** Given entries follows **
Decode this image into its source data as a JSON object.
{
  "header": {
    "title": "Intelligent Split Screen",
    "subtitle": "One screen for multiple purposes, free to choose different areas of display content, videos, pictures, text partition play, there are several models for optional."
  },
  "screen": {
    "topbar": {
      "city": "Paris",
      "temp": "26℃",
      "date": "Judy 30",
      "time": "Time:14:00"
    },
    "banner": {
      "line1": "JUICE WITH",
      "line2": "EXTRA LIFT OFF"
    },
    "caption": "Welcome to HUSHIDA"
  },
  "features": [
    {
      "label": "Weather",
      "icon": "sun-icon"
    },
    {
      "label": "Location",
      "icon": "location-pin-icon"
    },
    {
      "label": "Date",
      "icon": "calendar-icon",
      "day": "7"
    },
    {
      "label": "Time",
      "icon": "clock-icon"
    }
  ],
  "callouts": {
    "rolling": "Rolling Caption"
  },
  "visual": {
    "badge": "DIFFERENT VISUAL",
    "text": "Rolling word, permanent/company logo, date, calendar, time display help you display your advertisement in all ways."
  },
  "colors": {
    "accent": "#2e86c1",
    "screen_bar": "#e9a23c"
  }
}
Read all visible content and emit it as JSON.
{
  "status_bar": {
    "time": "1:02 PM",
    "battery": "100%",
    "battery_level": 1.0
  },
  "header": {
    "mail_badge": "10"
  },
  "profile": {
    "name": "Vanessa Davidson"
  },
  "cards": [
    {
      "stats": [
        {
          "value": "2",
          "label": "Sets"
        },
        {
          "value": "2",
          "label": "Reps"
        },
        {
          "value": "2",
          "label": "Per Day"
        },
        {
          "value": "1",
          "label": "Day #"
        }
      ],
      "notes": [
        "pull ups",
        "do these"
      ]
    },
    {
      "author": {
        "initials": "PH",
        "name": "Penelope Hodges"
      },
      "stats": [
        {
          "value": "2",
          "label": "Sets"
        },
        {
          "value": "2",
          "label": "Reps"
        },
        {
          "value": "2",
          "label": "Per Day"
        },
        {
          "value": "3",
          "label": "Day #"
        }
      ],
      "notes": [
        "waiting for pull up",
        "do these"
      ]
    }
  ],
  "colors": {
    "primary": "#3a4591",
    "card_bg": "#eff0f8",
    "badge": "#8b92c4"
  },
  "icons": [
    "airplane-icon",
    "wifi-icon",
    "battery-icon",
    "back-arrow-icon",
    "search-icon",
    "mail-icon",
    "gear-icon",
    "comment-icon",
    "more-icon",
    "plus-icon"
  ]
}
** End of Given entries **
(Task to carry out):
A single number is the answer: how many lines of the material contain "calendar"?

(Response below):
2